The book starts with a mildly interesting premise, but then doesn’t really live up to that potential. One of the metrics I’ve started using (although it’s not definitive, and doesn’t need to be the only way to think about a book) is ‘how did the characters change? What decisions did they make?’. In relation to that, The Light Between Oceans felt underwhelming. There are two or three major decision points, but they don’t feel fleshed out; as a reader I felt as though I was external to the action, just seeing it happen randomly without quite fully understanding why it had happened, or how a character had reached a particular decision.
Which is fine, except that most of the book is about emotions, feelings and decisions, but in a kind of vague way. You can see the book trailer here, and I feel like it perfectly reflects the intense, dramatic, feel-y feel of the book. If the tag-line ‘They followed their hearts, and broke the rules. What happened next, will break yours’ is something that grabs you, this may be the book for you. Otherwise, it may not live up to its potential.
The story follows a couple living on a light-house.
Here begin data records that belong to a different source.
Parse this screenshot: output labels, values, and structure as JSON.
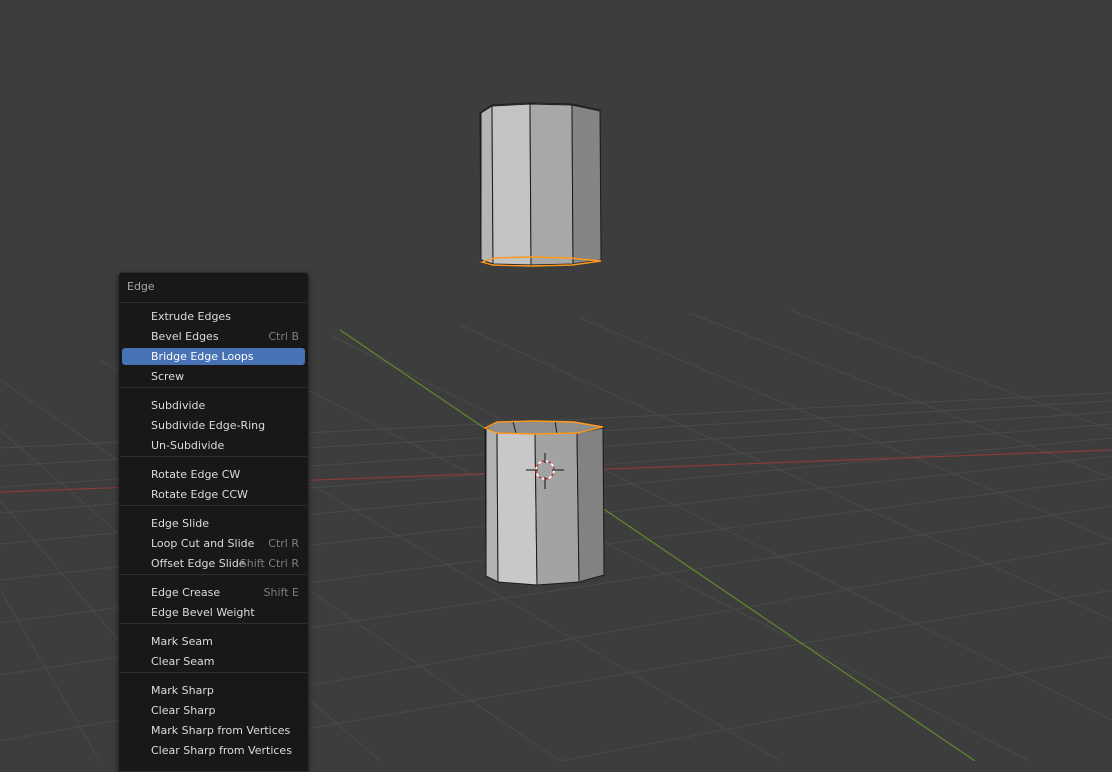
{
  "viewport": {
    "background": "#3d3d3d",
    "x_axis_color": "#8a3a3a",
    "y_axis_color": "#5f8a2a",
    "selection_color": "#ff9a1f"
  },
  "menu": {
    "title": "Edge",
    "active_color": "#4772b3",
    "groups": [
      [
        {
          "label": "Extrude Edges",
          "shortcut": ""
        },
        {
          "label": "Bevel Edges",
          "shortcut": "Ctrl B"
        },
        {
          "label": "Bridge Edge Loops",
          "shortcut": "",
          "active": true
        },
        {
          "label": "Screw",
          "shortcut": ""
        }
      ],
      [
        {
          "label": "Subdivide",
          "shortcut": ""
        },
        {
          "label": "Subdivide Edge-Ring",
          "shortcut": ""
        },
        {
          "label": "Un-Subdivide",
          "shortcut": ""
        }
      ],
      [
        {
          "label": "Rotate Edge CW",
          "shortcut": ""
        },
        {
          "label": "Rotate Edge CCW",
          "shortcut": ""
        }
      ],
      [
        {
          "label": "Edge Slide",
          "shortcut": ""
        },
        {
          "label": "Loop Cut and Slide",
          "shortcut": "Ctrl R"
        },
        {
          "label": "Offset Edge Slide",
          "shortcut": "Shift Ctrl R"
        }
      ],
      [
        {
          "label": "Edge Crease",
          "shortcut": "Shift E"
        },
        {
          "label": "Edge Bevel Weight",
          "shortcut": ""
        }
      ],
      [
        {
          "label": "Mark Seam",
          "shortcut": ""
        },
        {
          "label": "Clear Seam",
          "shortcut": ""
        }
      ],
      [
        {
          "label": "Mark Sharp",
          "shortcut": ""
        },
        {
          "label": "Clear Sharp",
          "shortcut": ""
        },
        {
          "label": "Mark Sharp from Vertices",
          "shortcut": ""
        },
        {
          "label": "Clear Sharp from Vertices",
          "shortcut": ""
        }
      ]
    ]
  }
}
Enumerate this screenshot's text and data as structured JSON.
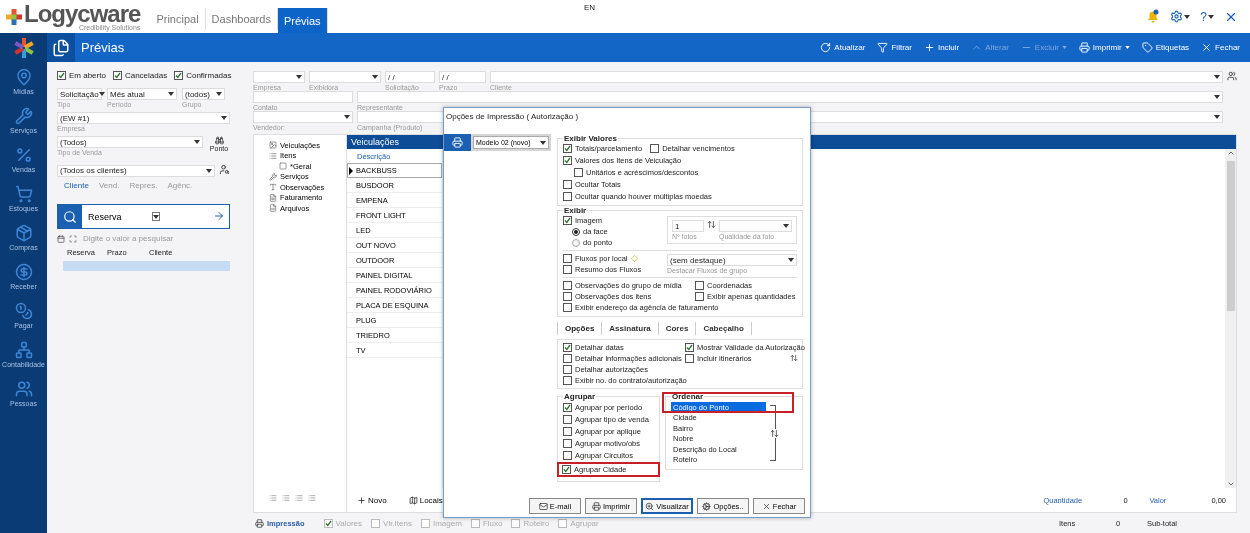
{
  "topbar": {
    "logo": "Logycware",
    "tagline": "Credibility Solutions",
    "tabs": [
      {
        "label": "Principal",
        "selected": false
      },
      {
        "label": "Dashboards",
        "selected": false
      },
      {
        "label": "Prévias",
        "selected": true
      }
    ],
    "language": "EN",
    "help": "?"
  },
  "sidebar": {
    "items": [
      {
        "label": "Mídias",
        "kind": "pin"
      },
      {
        "label": "Serviços",
        "kind": "tools"
      },
      {
        "label": "Vendas",
        "kind": "percent"
      },
      {
        "label": "Estoques",
        "kind": "cart"
      },
      {
        "label": "Compras",
        "kind": "box"
      },
      {
        "label": "Receber",
        "kind": "coin"
      },
      {
        "label": "Pagar",
        "kind": "coins"
      },
      {
        "label": "Contabilidade",
        "kind": "network"
      },
      {
        "label": "Pessoas",
        "kind": "people"
      }
    ]
  },
  "header": {
    "title": "Prévias",
    "toolbar": [
      {
        "label": "Atualizar",
        "kind": "refresh",
        "disabled": false,
        "menu": false
      },
      {
        "label": "Filtrar",
        "kind": "filter",
        "disabled": false,
        "menu": false
      },
      {
        "label": "Incluir",
        "kind": "plus",
        "disabled": false,
        "menu": false
      },
      {
        "label": "Alterar",
        "kind": "edit",
        "disabled": true,
        "menu": false
      },
      {
        "label": "Excluir",
        "kind": "minus",
        "disabled": true,
        "menu": true
      },
      {
        "label": "Imprimir",
        "kind": "print",
        "disabled": false,
        "menu": true
      },
      {
        "label": "Etiquetas",
        "kind": "tag",
        "disabled": false,
        "menu": false
      },
      {
        "label": "Fechar",
        "kind": "close",
        "disabled": false,
        "menu": false
      }
    ]
  },
  "left_panel": {
    "statuses": [
      {
        "label": "Em aberto",
        "checked": true
      },
      {
        "label": "Canceladas",
        "checked": true
      },
      {
        "label": "Confirmadas",
        "checked": true
      }
    ],
    "tipo": {
      "value": "Solicitação",
      "label": "Tipo"
    },
    "periodo": {
      "value": "Mês atual",
      "label": "Período"
    },
    "grupo": {
      "value": "(todos)",
      "label": "Grupo"
    },
    "empresa": {
      "value": "(EW #1)",
      "label": "Empresa"
    },
    "tipo_venda": {
      "value": "(Todos)",
      "label": "Tipo de Venda"
    },
    "ponto": "Ponto",
    "cliente": {
      "value": "(Todos os clientes)"
    },
    "search_tabs": [
      {
        "label": "Cliente",
        "selected": true
      },
      {
        "label": "Vend.",
        "selected": false
      },
      {
        "label": "Repres.",
        "selected": false
      },
      {
        "label": "Agênc.",
        "selected": false
      }
    ],
    "search": {
      "field": "Reserva",
      "placeholder": "Digite o valor a pesquisar"
    },
    "columns": [
      "Reserva",
      "Prazo",
      "Cliente"
    ]
  },
  "filters": {
    "empresa": {
      "label": "Empresa"
    },
    "exibidora": {
      "label": "Exibidora"
    },
    "solicitacao": {
      "label": "Solicitação",
      "value": "/ /"
    },
    "prazo": {
      "label": "Prazo",
      "value": "/ /"
    },
    "cliente": {
      "label": "Cliente"
    },
    "contato": {
      "label": "Contato"
    },
    "representante": {
      "label": "Representante"
    },
    "vendedor": {
      "label": "Vendedor:"
    },
    "campanha": {
      "label": "Campanha (Produto)"
    }
  },
  "tree": {
    "items": [
      {
        "label": "Veiculações",
        "kind": "media"
      },
      {
        "label": "Itens",
        "kind": "items",
        "children": [
          {
            "label": "*Geral",
            "kind": "square"
          }
        ]
      },
      {
        "label": "Serviços",
        "kind": "tools"
      },
      {
        "label": "Observações",
        "kind": "text"
      },
      {
        "label": "Faturamento",
        "kind": "invoice"
      },
      {
        "label": "Arquivos",
        "kind": "file"
      }
    ]
  },
  "veiculacoes": {
    "title": "Veiculações",
    "column": "Descrição",
    "rows": [
      {
        "label": "BACKBUSS",
        "selected": true
      },
      {
        "label": "BUSDOOR",
        "selected": false
      },
      {
        "label": "EMPENA",
        "selected": false
      },
      {
        "label": "FRONT LIGHT",
        "selected": false
      },
      {
        "label": "LED",
        "selected": false
      },
      {
        "label": "OUT NOVO",
        "selected": false
      },
      {
        "label": "OUTDOOR",
        "selected": false
      },
      {
        "label": "PAINEL DIGITAL",
        "selected": false
      },
      {
        "label": "PAINEL RODOVIÁRIO",
        "selected": false
      },
      {
        "label": "PLACA DE ESQUINA",
        "selected": false
      },
      {
        "label": "PLUG",
        "selected": false
      },
      {
        "label": "TRIEDRO",
        "selected": false
      },
      {
        "label": "TV",
        "selected": false
      }
    ],
    "actions": [
      {
        "label": "Novo",
        "kind": "plus"
      },
      {
        "label": "Locais",
        "kind": "map"
      }
    ]
  },
  "totals": {
    "quantidade_label": "Quantidade",
    "quantidade": "0",
    "valor_label": "Valor",
    "valor": "0,00"
  },
  "status_bar": {
    "title": "Impressão",
    "options": [
      {
        "label": "Valores",
        "checked": true
      },
      {
        "label": "Vlr.Itens",
        "checked": false
      },
      {
        "label": "Imagem",
        "checked": false
      },
      {
        "label": "Fluxo",
        "checked": false
      },
      {
        "label": "Roteiro",
        "checked": false
      },
      {
        "label": "Agrupar",
        "checked": false
      }
    ],
    "itens_label": "Itens",
    "itens": "0",
    "subtotal_label": "Sub-total"
  },
  "dialog": {
    "title": "Opções de Impressão ( Autorização )",
    "model": "Modelo 02 (novo)",
    "exibir_valores": {
      "title": "Exibir Valores",
      "rows": [
        [
          {
            "label": "Totais/parcelamento",
            "checked": true,
            "kind": "main"
          },
          {
            "label": "Detalhar vencimentos",
            "checked": false,
            "kind": "main"
          }
        ],
        [
          {
            "label": "Valores dos Itens de Veiculação",
            "checked": true,
            "kind": "main"
          }
        ],
        [
          {
            "label": "Unitários e acréscimos/descontos",
            "checked": false,
            "kind": "sub"
          }
        ],
        [
          {
            "label": "Ocultar Totais",
            "checked": false,
            "kind": "main"
          }
        ],
        [
          {
            "label": "Ocultar quando houver múltiplas moedas",
            "checked": false,
            "kind": "main"
          }
        ]
      ]
    },
    "exibir": {
      "title": "Exibir",
      "imagem": {
        "label": "Imagem",
        "checked": true
      },
      "modes": [
        {
          "label": "da face",
          "selected": true
        },
        {
          "label": "do ponto",
          "selected": false
        }
      ],
      "fotos": {
        "value": "1",
        "label": "Nº fotos"
      },
      "qualidade": {
        "label": "Qualidade da foto"
      },
      "fluxos": [
        {
          "label": "Fluxos por local",
          "checked": false
        },
        {
          "label": "Resumo dos Fluxos",
          "checked": false
        }
      ],
      "destaque": {
        "value": "(sem destaque)",
        "label": "Destacar Fluxos de grupo"
      },
      "extras": [
        [
          {
            "label": "Observações do grupo de mídia",
            "checked": false
          },
          {
            "label": "Coordenadas",
            "checked": false
          }
        ],
        [
          {
            "label": "Observações dos itens",
            "checked": false
          },
          {
            "label": "Exibir apenas quantidades",
            "checked": false
          }
        ],
        [
          {
            "label": "Exibir endereço da agência de faturamento",
            "checked": false
          }
        ]
      ]
    },
    "tabs": [
      {
        "label": "Opções",
        "selected": true
      },
      {
        "label": "Assinatura",
        "selected": false
      },
      {
        "label": "Cores",
        "selected": false
      },
      {
        "label": "Cabeçalho",
        "selected": false
      }
    ],
    "opcoes": [
      [
        {
          "label": "Detalhar datas",
          "checked": true
        },
        {
          "label": "Mostrar Validade da Autorização",
          "checked": true
        }
      ],
      [
        {
          "label": "Detalhar informações adicionais",
          "checked": false
        },
        {
          "label": "Incluir itinerários",
          "checked": false
        }
      ],
      [
        {
          "label": "Detalhar autorizações",
          "checked": false
        }
      ],
      [
        {
          "label": "Exibir no. do contrato/autorização",
          "checked": false
        }
      ]
    ],
    "agrupar": {
      "title": "Agrupar",
      "options": [
        {
          "label": "Agrupar por período",
          "checked": true,
          "highlighted": false
        },
        {
          "label": "Agrupar tipo de venda",
          "checked": false,
          "highlighted": false
        },
        {
          "label": "Agrupar por aplique",
          "checked": false,
          "highlighted": false
        },
        {
          "label": "Agrupar motivo/obs",
          "checked": false,
          "highlighted": false
        },
        {
          "label": "Agrupar Circuitos",
          "checked": false,
          "highlighted": false
        },
        {
          "label": "Agrupar Cidade",
          "checked": true,
          "highlighted": true
        }
      ]
    },
    "ordenar": {
      "title": "Ordenar",
      "highlighted": true,
      "items": [
        {
          "label": "Código do Ponto",
          "selected": true
        },
        {
          "label": "Cidade",
          "selected": false
        },
        {
          "label": "Bairro",
          "selected": false
        },
        {
          "label": "Nobre",
          "selected": false
        },
        {
          "label": "Descrição do Local",
          "selected": false
        },
        {
          "label": "Roteiro",
          "selected": false
        }
      ]
    },
    "buttons": [
      {
        "label": "E-mail",
        "kind": "mail",
        "focused": false
      },
      {
        "label": "Imprimir",
        "kind": "print",
        "focused": false
      },
      {
        "label": "Visualizar",
        "kind": "preview",
        "focused": true
      },
      {
        "label": "Opções..",
        "kind": "options",
        "focused": false
      },
      {
        "label": "Fechar",
        "kind": "close",
        "focused": false
      }
    ]
  }
}
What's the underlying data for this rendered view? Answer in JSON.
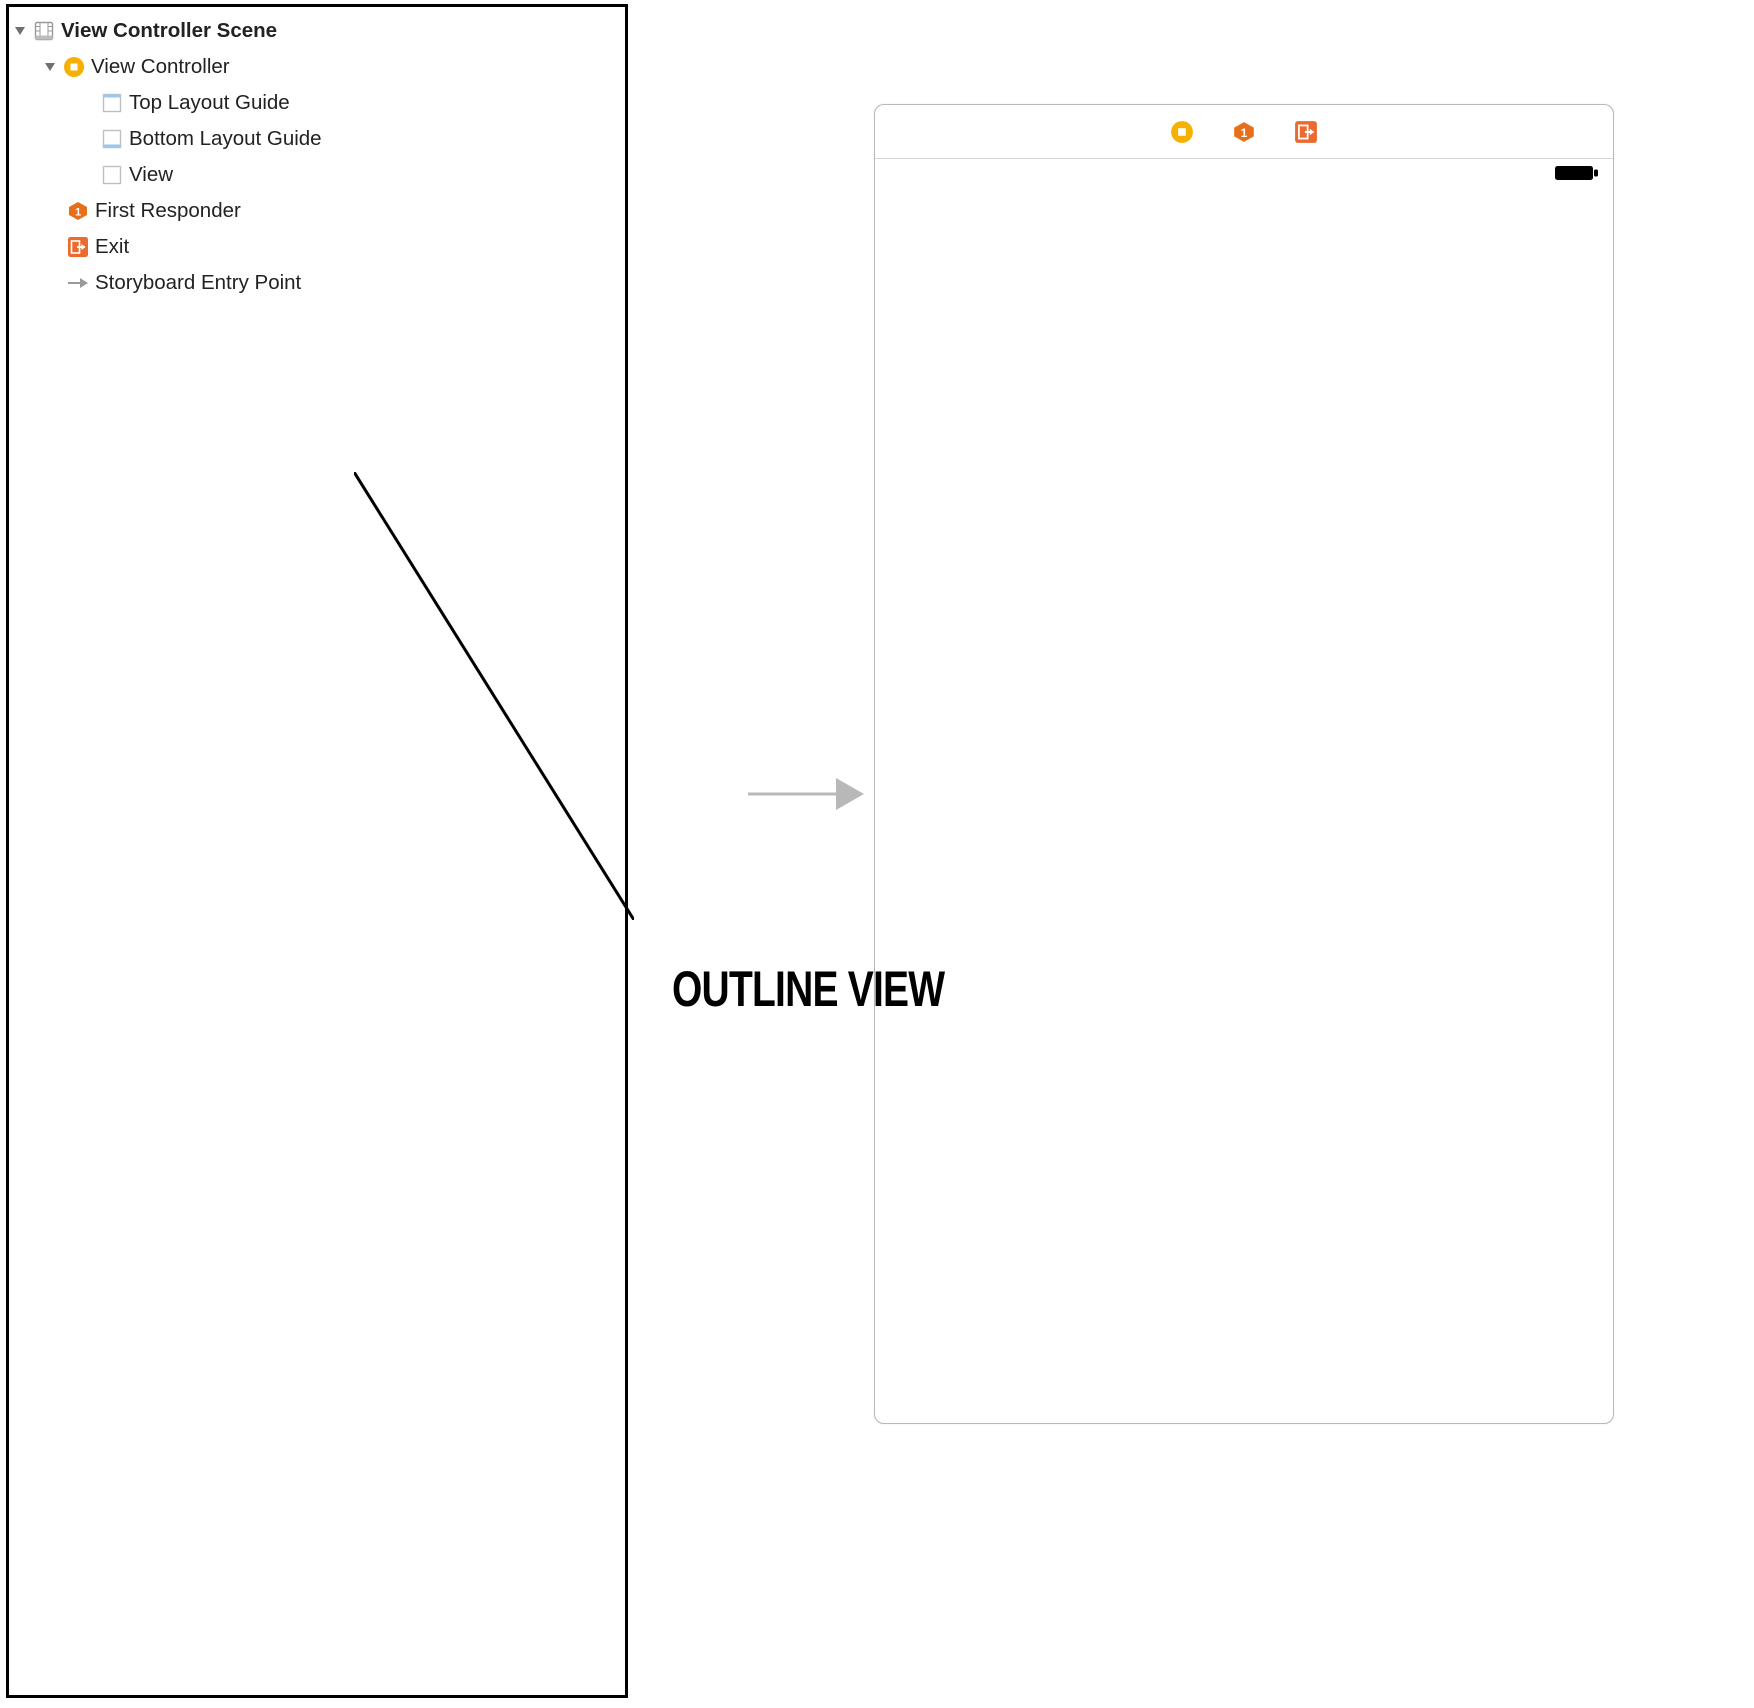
{
  "outline": {
    "scene_title": "View Controller Scene",
    "items": [
      {
        "label": "View Controller"
      },
      {
        "label": "Top Layout Guide"
      },
      {
        "label": "Bottom Layout Guide"
      },
      {
        "label": "View"
      },
      {
        "label": "First Responder"
      },
      {
        "label": "Exit"
      },
      {
        "label": "Storyboard Entry Point"
      }
    ]
  },
  "annotation": {
    "label": "OUTLINE VIEW"
  },
  "canvas": {
    "header_icons": [
      "view-controller-icon",
      "first-responder-icon",
      "exit-icon"
    ]
  }
}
There is a child involved, and a tragic loss occurs for various characters. Which is all fine, and interesting, and a very important premise that’s full of potential. It’s just that I felt as though by the end, I didn’t really understand how the characters had changed; they’d just been very emotional, and significant, and had their emotions reflected in the natural surroundings they moved through.
I did find it moving at times, but I felt as though I resented the author at the same time. As though the emotion they’d wrung out of the situation was because of the story they’d chosen, rather than their ability to work with it. In the same way that someone holding up a picture of a crying child can make you feel bad, even though they haven’t really connected with you emotionally.
Might be worth if it there’s nothing else in the holiday home on a long weekend.